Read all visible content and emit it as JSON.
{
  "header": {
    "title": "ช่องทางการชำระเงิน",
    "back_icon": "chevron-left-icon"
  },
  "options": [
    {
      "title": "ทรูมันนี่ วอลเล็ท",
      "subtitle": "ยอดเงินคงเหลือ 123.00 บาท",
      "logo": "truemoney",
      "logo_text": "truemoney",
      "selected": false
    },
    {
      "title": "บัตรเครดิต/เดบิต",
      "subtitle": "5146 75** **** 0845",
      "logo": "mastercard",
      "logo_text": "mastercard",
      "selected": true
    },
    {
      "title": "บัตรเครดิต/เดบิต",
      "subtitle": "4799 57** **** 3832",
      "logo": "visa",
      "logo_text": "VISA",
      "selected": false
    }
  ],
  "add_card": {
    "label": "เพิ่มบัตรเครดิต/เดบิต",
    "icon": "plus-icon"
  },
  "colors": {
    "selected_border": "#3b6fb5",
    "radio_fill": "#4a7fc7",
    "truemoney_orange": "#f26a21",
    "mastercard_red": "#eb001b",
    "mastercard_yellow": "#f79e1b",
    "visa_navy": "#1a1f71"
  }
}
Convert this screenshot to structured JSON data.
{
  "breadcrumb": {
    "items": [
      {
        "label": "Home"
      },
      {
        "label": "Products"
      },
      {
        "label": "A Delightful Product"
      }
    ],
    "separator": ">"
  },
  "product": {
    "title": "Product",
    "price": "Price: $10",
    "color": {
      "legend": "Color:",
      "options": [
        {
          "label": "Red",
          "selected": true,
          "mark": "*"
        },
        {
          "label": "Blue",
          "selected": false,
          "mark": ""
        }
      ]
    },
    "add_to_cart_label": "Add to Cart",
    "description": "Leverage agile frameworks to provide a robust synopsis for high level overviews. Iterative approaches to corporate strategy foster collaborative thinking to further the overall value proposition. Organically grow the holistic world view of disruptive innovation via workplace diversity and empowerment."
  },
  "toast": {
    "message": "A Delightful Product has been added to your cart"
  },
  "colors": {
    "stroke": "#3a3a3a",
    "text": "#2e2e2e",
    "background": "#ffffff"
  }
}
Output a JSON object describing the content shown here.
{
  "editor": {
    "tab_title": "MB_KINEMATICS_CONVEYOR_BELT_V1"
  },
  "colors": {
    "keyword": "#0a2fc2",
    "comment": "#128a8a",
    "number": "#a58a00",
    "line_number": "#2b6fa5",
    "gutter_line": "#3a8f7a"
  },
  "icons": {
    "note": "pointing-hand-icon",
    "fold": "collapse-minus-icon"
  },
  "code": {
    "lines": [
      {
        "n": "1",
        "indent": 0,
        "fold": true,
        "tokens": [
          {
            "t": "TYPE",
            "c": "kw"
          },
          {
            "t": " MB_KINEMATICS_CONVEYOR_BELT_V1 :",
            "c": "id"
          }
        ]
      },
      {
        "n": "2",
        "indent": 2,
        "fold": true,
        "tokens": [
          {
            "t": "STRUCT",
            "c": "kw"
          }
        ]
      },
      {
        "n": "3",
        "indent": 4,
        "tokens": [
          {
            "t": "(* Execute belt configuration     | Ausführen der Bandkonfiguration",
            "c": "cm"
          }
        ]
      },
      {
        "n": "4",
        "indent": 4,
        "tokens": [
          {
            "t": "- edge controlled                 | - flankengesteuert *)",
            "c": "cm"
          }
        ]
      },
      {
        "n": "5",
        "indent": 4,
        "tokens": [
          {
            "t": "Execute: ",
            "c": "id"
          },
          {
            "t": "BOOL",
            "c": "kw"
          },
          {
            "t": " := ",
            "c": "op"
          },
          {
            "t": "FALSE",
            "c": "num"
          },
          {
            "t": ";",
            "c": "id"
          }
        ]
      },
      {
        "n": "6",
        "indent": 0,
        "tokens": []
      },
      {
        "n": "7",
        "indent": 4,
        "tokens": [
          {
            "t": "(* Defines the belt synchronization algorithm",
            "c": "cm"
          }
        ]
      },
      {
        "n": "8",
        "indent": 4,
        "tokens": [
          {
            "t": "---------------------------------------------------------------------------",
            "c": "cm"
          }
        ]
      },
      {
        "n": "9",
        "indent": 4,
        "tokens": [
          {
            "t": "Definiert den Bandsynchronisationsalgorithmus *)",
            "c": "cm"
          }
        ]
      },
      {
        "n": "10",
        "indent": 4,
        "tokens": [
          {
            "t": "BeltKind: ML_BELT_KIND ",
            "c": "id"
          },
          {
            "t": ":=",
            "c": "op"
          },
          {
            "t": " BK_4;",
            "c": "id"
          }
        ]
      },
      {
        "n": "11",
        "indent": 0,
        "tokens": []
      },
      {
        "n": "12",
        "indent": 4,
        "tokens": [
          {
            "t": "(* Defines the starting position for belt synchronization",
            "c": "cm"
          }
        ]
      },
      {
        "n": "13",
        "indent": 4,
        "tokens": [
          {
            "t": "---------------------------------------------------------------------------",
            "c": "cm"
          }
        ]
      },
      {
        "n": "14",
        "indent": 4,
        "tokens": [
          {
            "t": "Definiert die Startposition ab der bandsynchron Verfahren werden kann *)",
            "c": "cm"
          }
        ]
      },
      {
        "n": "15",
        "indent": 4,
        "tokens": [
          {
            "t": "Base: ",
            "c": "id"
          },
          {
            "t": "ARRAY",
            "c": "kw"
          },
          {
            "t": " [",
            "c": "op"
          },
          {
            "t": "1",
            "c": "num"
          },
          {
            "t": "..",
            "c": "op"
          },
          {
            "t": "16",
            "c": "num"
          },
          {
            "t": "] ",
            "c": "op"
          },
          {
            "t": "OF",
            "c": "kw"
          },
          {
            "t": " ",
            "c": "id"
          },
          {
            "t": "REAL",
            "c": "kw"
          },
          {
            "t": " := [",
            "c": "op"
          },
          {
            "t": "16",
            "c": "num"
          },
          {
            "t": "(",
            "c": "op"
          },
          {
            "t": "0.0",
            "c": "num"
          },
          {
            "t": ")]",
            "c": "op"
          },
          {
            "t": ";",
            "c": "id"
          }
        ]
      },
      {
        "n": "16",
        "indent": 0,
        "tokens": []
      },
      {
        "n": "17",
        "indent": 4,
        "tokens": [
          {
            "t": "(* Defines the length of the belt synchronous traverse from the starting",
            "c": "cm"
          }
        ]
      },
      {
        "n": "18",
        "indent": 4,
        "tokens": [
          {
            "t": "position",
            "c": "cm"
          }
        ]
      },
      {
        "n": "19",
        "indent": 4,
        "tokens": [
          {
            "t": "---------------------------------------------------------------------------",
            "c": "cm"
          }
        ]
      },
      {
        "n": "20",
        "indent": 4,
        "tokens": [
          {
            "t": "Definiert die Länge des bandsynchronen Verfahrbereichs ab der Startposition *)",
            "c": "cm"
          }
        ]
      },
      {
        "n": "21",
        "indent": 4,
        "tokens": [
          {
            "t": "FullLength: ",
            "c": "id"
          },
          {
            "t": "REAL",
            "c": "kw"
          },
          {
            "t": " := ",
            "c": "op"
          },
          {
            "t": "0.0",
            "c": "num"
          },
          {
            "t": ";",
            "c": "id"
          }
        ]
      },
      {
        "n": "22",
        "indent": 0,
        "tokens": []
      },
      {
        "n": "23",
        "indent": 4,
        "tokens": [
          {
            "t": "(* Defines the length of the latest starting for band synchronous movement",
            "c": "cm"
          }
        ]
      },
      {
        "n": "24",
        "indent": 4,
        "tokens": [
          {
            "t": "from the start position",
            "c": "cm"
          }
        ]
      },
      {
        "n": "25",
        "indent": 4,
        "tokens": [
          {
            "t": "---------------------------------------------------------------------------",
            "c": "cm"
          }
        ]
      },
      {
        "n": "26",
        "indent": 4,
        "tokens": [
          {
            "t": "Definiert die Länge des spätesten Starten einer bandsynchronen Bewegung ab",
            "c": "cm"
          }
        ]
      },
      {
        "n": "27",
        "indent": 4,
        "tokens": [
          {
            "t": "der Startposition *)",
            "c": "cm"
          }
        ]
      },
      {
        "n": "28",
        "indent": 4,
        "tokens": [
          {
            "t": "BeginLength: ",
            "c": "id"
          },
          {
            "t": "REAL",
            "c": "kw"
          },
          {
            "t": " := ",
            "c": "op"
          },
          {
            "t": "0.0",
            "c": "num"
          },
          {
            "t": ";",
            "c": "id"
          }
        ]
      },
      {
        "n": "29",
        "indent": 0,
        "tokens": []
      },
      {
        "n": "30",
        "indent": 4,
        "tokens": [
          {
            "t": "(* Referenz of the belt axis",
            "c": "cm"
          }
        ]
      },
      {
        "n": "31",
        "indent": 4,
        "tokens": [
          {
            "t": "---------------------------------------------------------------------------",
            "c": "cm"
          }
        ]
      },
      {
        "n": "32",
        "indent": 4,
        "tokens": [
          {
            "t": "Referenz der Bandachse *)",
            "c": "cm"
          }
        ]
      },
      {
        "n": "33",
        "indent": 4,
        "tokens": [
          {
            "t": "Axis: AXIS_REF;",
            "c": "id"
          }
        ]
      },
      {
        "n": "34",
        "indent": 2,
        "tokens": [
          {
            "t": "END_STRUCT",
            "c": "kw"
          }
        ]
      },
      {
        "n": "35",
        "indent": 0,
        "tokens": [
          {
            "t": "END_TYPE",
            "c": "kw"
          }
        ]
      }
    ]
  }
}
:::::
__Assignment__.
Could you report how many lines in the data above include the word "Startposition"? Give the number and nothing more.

__Exercise output__.
3